The only politician to defend the decision to release Megrahi on compassionate grounds was the decision-maker himself. MacAskill gave many interviews and faced robust questioning over the decision. Good.
No other politician has made the case for compassion. The 'not our decision' position taken by Gordon Brown and his Cabinet, and also by MacAskill's fellow Scottish Ministers, has also been robustly challenged by the media. Again, rightly so.
The other postion adopted, most prominently by David Cameron (so much for compassionate conservatism) and Nick Clegg, is the anti-release position. They argue that Megrahi's crimes were so terrible that dying in prison is the only just option. I have yet to hear Cameron, Clegg or any other politician arguing for Megrahi's continued detention during an interview have their position challenged. (Please please please point out any examples contrary to this statement that I have missed; I have been dying for an interviewer to question this opinion.)
The media has decided that not releasing Megrahi is the correct answer. On this evening's BBC News at Ten, Nick Robinson finished his analysis by remarking:
The one thing that I was struck [by] as I went through every word of this is at no stage did anyone suggest: why don't we simply say,(dramatic pause)

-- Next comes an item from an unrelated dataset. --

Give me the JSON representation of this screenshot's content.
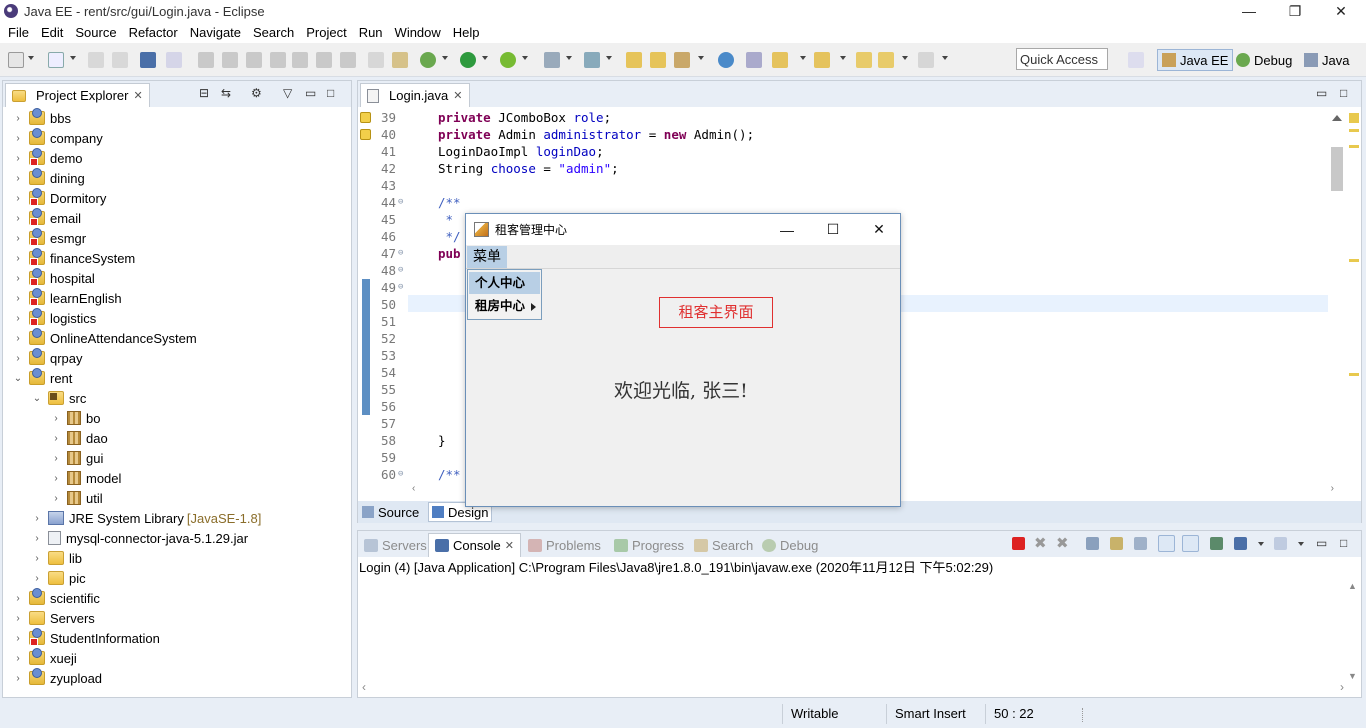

"no, we won't release him".His words clearly implied that the compassionate option was the wrong decision and that the politcal implications would be far less severe if Megrahi had not been released. Whether the political agenda would have moved on by now if a different position had been taken can only be speculated upon, but if Nick Robinson is right, the conclusion must be that if the government wants an easy time from the media, show no compassion.